Let me first say, most emphatically, that Malthus was not wrong; anyone who believes that Malthus was wrong is either misguided, or simply restating something they heard another misguided person say. The fact of the matter is that Malthus has never been a popular figure (it's rumored that Charles Dickens based his character Ebenezer Scrooge on Malthus) and in today's extremely bi-partisan environment - it's a pretty safe bet to say that he would be sitting in the Republican aisle of Congress. Nevertheless, and all politics aside, much of what has been attributed to Malthus has been reverse-engineered to make him sound like a cold-hearted elitist prude, which he wasn't. I only recommend reading this book and making up your own mind.
Lastly, this is really one of my favorite polemics, so naturally I am biased; however, I can't help but see Malthus in many of my other favorite books: Jared Diamonds - Collapse: How Societies Choose to Fail or Succeed: Revised Edition, Garrett Hardin's - Living within Limits: Ecology, Economics, and Population Taboos, Nafeez Ahmed - A User's Guide to the Crisis of Civilisation: And How to Save it, or Chris Martenson's - The Crash Course: The Unsustainable Future Of Our Economy, Energy, And Environment. I think the ideas of 'The Tragedy of the Commons', 'The Tyranny of Small Decisions', and even the great big theory of 'Darwinian Evolution', all have their genesis in Thomas Malthus and An Essay on the Principle of Population. This is a great book - possibly required reading even - and at about 175 pages, including the Introduction, I think everyone might want to read it.
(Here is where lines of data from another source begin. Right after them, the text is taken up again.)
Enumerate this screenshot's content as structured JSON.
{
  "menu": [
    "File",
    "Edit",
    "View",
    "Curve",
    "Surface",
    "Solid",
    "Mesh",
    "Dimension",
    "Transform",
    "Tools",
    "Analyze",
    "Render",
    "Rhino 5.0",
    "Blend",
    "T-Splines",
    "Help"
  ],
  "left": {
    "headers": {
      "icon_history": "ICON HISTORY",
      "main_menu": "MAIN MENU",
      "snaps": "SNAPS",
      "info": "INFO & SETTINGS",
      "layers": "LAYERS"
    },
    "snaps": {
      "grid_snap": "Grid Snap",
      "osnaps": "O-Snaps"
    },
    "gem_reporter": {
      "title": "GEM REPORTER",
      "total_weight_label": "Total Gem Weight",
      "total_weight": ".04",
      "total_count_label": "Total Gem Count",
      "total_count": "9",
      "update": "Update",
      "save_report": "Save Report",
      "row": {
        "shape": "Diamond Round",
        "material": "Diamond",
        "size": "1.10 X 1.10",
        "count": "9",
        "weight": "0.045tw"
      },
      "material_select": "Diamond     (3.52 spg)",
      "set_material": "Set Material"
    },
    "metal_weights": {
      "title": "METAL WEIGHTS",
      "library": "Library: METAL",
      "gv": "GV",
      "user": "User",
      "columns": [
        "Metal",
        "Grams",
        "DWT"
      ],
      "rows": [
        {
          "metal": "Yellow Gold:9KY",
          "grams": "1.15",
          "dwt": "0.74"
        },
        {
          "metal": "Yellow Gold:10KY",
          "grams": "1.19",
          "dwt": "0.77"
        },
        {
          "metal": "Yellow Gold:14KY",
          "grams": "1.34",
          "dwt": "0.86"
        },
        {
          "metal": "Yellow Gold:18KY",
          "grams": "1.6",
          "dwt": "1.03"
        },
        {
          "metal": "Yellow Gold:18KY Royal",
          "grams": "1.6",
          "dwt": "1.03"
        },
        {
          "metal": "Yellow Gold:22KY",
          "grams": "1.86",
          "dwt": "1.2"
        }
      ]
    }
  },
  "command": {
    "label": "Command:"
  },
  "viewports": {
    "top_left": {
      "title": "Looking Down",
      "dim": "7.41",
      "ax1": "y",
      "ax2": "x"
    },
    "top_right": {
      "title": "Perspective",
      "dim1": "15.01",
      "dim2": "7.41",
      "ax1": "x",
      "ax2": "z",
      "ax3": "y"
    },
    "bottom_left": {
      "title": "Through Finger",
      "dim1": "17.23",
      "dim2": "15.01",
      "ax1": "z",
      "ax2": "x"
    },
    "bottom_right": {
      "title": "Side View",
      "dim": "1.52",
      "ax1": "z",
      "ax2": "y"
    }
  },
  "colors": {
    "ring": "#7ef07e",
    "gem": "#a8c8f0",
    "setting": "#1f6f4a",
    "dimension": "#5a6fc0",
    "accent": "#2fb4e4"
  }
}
The gentleman below gave this only one star. A glance at his review reveals it is because he prefers Marx and only Marx. My recommendation to him is to give the work a fair review and not bash it due to his own preference for one train of thought. In short, his opinion sucks...